We strive to contribute to the debate that is shaping the Indigenous Voice and welcome the opportunity to provide a submission to the Indigenous Voice Discussion Paper.
KPMG formally supported the Response to the Uluru Statement along with 13 other organisations in Australia in 2019. At the time we acknowledged the proposal for constitutional change to include Indigenous Australians in our founding document was a critical step for our Nation’s identity.
We commend the Australian Government on the release of the Indigenous Voice Discussion Paper, however again urge the Australian Government to consider constitutional change with renewed urgency and commitment. KPMG recognises that, to ensure any referendum is successful and to avoid further political fatigue within Indigenous communities, the referendum should only be held once the model for the Voice is finalised in a manner acceptable to Indigenous stakeholders, and sufficient public education has occurred to ensure a ‘yes’ vote.
Constitutional recognition of Indigenous Australians is not just a symbolic act of reconciliation, it’s a practical action resulting in a path where we can walk together, make decisions together and deliver solutions together.
KPMG again pledges our ongoing advocacy through this submission and the 13 feedback principles enclosed within, adding KPMG’s voice to those calling for constitutional change and for the enshrinement of the National Voice in the constitution. We are incredibly proud to play a small role in this historic moment in our collective journey towards reconciliation.
Key contributors to this submission:

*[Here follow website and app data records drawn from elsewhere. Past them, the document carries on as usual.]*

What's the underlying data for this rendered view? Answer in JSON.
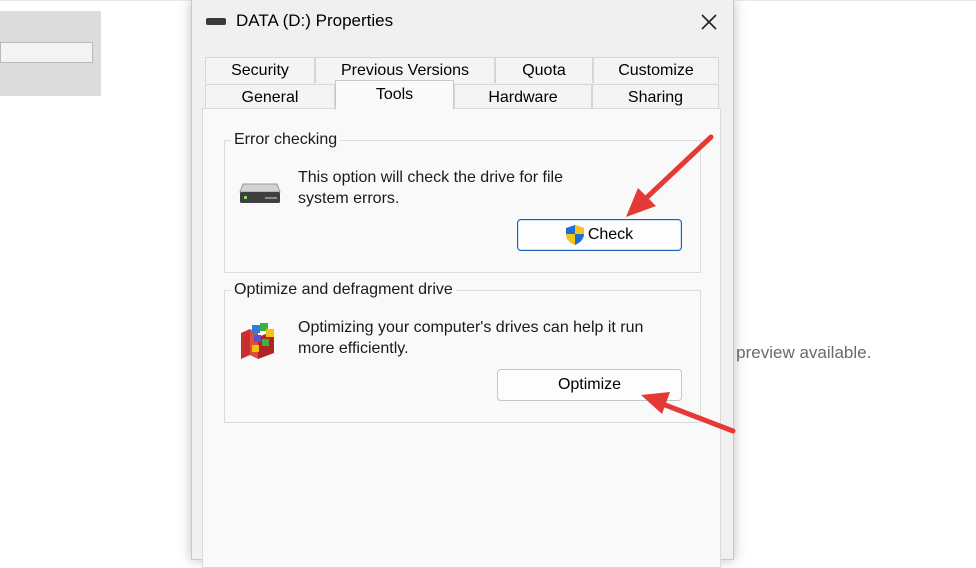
{
  "background": {
    "preview_text": "o preview available."
  },
  "dialog": {
    "title": "DATA (D:) Properties",
    "close_icon": "close-icon",
    "tabs_row1": [
      {
        "label": "Security"
      },
      {
        "label": "Previous Versions"
      },
      {
        "label": "Quota"
      },
      {
        "label": "Customize"
      }
    ],
    "tabs_row2": [
      {
        "label": "General"
      },
      {
        "label": "Tools",
        "active": true
      },
      {
        "label": "Hardware"
      },
      {
        "label": "Sharing"
      }
    ]
  },
  "error_checking": {
    "legend": "Error checking",
    "description": "This option will check the drive for file system errors.",
    "button_label": "Check",
    "icon": "hard-drive-icon",
    "button_icon": "uac-shield-icon"
  },
  "optimize": {
    "legend": "Optimize and defragment drive",
    "description": "Optimizing your computer's drives can help it run more efficiently.",
    "button_label": "Optimize",
    "icon": "defragment-icon"
  },
  "annotations": {
    "arrow_color": "#e53935"
  }
}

Shellee Murphy-Oates, Reconciliation Manager, Corporate Citizenship; Jennifer Wilson, Director, KPMG Law and Glen Brennan, Partner, KPMG Indigenous Services.